Dodgers Starting Rotation Starting to Take Shape

If there is one thing Dodgers fans have grown accustomed to, it is the fact that the Dodgers are dealing with a ton of injuries. Although the entire team has been affected in one way or another by the injury bug, no one has had it worse than the starting rotation.

Even before the season began the Dodgers knew they were going to be short handed with Brandon McCarthy landing on the disabled list last season, requiring Tommy John. It wasn’t long before Brett Anderson and Hyun-jin Ryu followed him to the disabled list as well, both requiring serious surgeries.

Editorial: Dodgers Bullpen Bodes Well for Their Playoff Pursuit

The Dodgers tried to replace the trio of pitchers by signing relatively affordable Scott Kazmir and Kenta Maeda and trading for a promising flamethrower named Frankie Montas. They also turned to pitchers like Alex Wood and Chin-Hui Tsao as stop gap options. But of course, Montas has landed on the disabled list twice already this season with recurring rib injuries, Wood was shut down with elbow soreness, and Tsao suffered a triceps strain.

Even with enough arms to staff two rotations if healthy, the Dodgers rotation started to look pretty pathetic, the only bright spot being perennial Cy Young and MVP candidate Clayton Kershaw. But of course, once again, this was even too good to be true. Shortly after his worst performance of the season, the Dodgers announced that Kershaw was too joining his teammates on the disabled list with a mildly herniated disc in his lower back and there has yet to be a timetable for his return.

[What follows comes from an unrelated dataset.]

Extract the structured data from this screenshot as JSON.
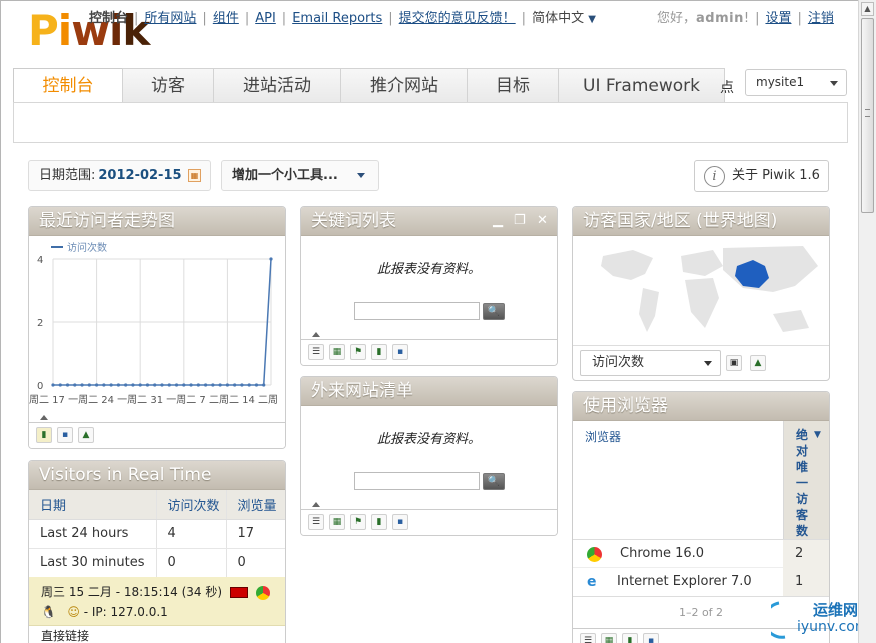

Fortunately, there is at least some good news in all of this. This week the Dodgers finally welcomed back two of their core starting pitchers. On Sunday, Brandon McCarthy made his first start of the season against the Rockies since going down early last year. After such a long time out of the game and against the potent Rockies, Dodgers fans weren’t too sure what to expect. Fortunately, McCarthy held the Rockies to only two hits while striking out eight and walking only one. He was only able to last five innings but to expect more than that from him at this point would be unrealistic.

Comparing Two Great All-Time Dodgers Teams, Who’s Side Are You On?

Then last night, Dodgers fans got even more reinforcements with Hyun-jin Ryu making his 2016 debut after missing all of the 2015 season. That’s right, Ryu had not pitched since the 2014 NLDS. That translates to over 21 months without throwing a major league pitch. Unfortunately, Ryu’s start didn’t go nearly as well as McCarthy’s.

Ryu was unable to get through 5 innings after seeing the velocity on his fastball drop from as high as 92 mph to as low as 85 mph.

“My velocity went down, as compared to the first few innings,” Ryu said. “I’ll just have to adjust that as I play more games.”

He gave up eight hits including a home run to Melvin Upton Jr., the first batter he faced. The Dodgers offense was equally as bad, racking up a total of 2 hits, leading to a 6-0 loss in the series opener.

The most important thing to remember in all of this though is that the Dodgers rotation is slowly shaping into what the front office expected it to look like. If McCarthy pitches anything like he did in his last full season with the Yankees, where he finished with a 2.89 ERA and if Ryu stays anywhere near his career 3.17 ERA the Dodgers rotation will have a solid 1-4, and that doesn’t include Clayton Kershaw. Once he returns the Dodgers rotation could lead the team into the second half and straight into the playoffs.

Latest on DodgersNationTV: Enter to Win a Corey Seager Jersey

Subscribe on Youtube: DodgersNationTV

Chris Wolf

Chris was born in raised in Southern California where he attended CSULB. As a lifelong fan, Chris has strong opinions about all things Dodgers. He lives in the Bay Area, but proudly wears his Dodger Blue whenever he can. He is also the founder and editor of Dodgers Chatter.


  1. Boy, there are a lot of “ifs” in this analysis. I think you need to include a bunch of disappointments in there too. Wishful thinking (nothing necessarily wrong with that) but is it realistic? Please re-write that article and try leaving out the science fiction.

Leave a Reply

Your email address will not be published. Required fields are marked *

Back to top button